Because life is so difficult and so painful, many of us come to believe that it's "safer" to hide. We come to believe that no one out there cares one whit about our intrinsic self. So we bundle our "selves" up and we hide them away. The few times we have dared to share that self has gotten us slam dunked. It's safer not to want that which one cannot have. You know...

Dena said...

Debra, you know I know what you're talking about ... and yes, the initial feeling, for me, too, is to self-protect, to shut down, to hide, to play safe.

And yet ... the pain from having done so, the pain that comes with numbing down, is worse than the pain of risking pain.

I don't know if I'd ever give up ... I haven't yet. I'd like to think that I can now struggle with accepting the bittersweetness of learning to trust happiness.

Menachem Mevashir said...

I just compiled a commentary on the Qur'an discussing its many deviations from the Torah and New Testament. Please email me if you would like a pdf copy:
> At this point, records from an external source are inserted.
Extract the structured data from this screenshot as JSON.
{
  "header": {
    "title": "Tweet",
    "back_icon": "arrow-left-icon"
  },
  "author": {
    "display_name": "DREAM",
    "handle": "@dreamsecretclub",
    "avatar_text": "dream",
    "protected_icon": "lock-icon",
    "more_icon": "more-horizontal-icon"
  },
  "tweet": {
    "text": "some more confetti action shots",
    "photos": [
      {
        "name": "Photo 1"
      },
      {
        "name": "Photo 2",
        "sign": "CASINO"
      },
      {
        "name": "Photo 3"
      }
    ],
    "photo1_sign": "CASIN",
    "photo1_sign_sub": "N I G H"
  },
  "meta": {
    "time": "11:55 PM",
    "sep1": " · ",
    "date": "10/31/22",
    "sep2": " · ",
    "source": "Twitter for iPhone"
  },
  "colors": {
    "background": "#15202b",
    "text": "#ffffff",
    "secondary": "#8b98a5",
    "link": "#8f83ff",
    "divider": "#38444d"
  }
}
Shalom Salaam Pacem Pax Frieden Irini Peace Mir,
Michael Korn